All records must be restated word for word.

• _Exercise inputs_
• • • • • • •
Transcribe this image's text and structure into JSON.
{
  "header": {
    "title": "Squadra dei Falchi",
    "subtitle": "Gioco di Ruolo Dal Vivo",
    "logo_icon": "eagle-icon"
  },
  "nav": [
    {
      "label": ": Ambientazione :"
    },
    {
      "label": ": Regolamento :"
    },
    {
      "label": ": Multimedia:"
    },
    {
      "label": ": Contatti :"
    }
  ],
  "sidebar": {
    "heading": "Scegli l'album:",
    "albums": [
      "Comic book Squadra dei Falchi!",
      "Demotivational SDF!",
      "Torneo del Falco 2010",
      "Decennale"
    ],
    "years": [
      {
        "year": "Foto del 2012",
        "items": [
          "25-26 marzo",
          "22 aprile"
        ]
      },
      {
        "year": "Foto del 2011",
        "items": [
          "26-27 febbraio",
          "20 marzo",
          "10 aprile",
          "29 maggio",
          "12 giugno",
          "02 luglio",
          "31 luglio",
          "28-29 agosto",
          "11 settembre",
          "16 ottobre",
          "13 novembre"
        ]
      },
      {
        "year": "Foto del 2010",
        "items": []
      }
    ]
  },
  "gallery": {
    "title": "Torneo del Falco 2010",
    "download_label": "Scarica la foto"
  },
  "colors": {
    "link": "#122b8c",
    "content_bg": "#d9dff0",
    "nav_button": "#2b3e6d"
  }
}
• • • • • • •
• _Result_
Transcribe this image's text and structure into JSON.
{
  "header": {
    "title": "Squadra dei Falchi",
    "subtitle": "Gioco di Ruolo Dal Vivo",
    "logo_icon": "eagle-icon"
  },
  "nav": [
    {
      "label": ": Ambientazione :"
    },
    {
      "label": ": Regolamento :"
    },
    {
      "label": ": Multimedia:"
    },
    {
      "label": ": Contatti :"
    }
  ],
  "sidebar": {
    "heading": "Scegli l'album:",
    "albums": [
      "Comic book Squadra dei Falchi!",
      "Demotivational SDF!",
      "Torneo del Falco 2010",
      "Decennale"
    ],
    "years": [
      {
        "year": "Foto del 2012",
        "items": [
          "25-26 marzo",
          "22 aprile"
        ]
      },
      {
        "year": "Foto del 2011",
        "items": [
          "26-27 febbraio",
          "20 marzo",
          "10 aprile",
          "29 maggio",
          "12 giugno",
          "02 luglio",
          "31 luglio",
          "28-29 agosto",
          "11 settembre",
          "16 ottobre",
          "13 novembre"
        ]
      },
      {
        "year": "Foto del 2010",
        "items": []
      }
    ]
  },
  "gallery": {
    "title": "Torneo del Falco 2010",
    "download_label": "Scarica la foto"
  },
  "colors": {
    "link": "#122b8c",
    "content_bg": "#d9dff0",
    "nav_button": "#2b3e6d"
  }
}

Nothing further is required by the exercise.